_TASK DETAILS_
Below are the lines to check; count those holding the string "label" and give only the number.

************

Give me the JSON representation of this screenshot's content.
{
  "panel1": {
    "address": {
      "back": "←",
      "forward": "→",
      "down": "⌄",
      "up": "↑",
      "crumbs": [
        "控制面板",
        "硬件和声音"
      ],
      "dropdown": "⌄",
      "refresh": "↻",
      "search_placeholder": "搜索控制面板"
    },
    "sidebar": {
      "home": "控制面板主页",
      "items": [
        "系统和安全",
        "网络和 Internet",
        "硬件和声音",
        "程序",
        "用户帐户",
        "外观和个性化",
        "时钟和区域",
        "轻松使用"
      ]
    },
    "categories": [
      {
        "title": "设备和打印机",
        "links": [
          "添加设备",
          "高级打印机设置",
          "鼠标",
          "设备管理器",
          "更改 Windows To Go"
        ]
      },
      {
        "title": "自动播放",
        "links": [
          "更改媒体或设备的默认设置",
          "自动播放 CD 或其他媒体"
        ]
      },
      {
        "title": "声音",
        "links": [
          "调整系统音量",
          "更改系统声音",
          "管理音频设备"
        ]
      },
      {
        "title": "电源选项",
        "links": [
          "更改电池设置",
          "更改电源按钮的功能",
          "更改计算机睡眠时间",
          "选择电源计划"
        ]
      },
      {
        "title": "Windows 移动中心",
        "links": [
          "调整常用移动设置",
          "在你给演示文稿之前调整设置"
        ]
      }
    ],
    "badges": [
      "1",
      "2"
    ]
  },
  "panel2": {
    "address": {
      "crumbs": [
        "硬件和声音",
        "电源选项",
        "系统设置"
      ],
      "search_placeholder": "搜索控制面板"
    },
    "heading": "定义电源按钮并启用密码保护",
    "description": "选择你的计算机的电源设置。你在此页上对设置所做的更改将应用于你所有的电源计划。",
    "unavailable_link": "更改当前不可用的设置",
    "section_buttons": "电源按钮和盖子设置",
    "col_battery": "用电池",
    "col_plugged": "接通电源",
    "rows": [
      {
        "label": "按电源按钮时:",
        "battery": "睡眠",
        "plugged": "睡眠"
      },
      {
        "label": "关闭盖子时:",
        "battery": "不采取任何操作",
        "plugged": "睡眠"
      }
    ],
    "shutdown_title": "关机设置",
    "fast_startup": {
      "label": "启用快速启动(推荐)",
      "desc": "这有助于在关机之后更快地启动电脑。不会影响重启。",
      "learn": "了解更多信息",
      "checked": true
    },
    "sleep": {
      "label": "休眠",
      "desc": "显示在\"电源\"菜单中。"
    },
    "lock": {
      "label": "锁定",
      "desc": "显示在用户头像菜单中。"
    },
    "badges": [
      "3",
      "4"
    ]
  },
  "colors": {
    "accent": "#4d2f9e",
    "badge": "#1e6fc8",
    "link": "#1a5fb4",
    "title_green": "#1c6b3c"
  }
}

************

_TASK OUTPUT_
5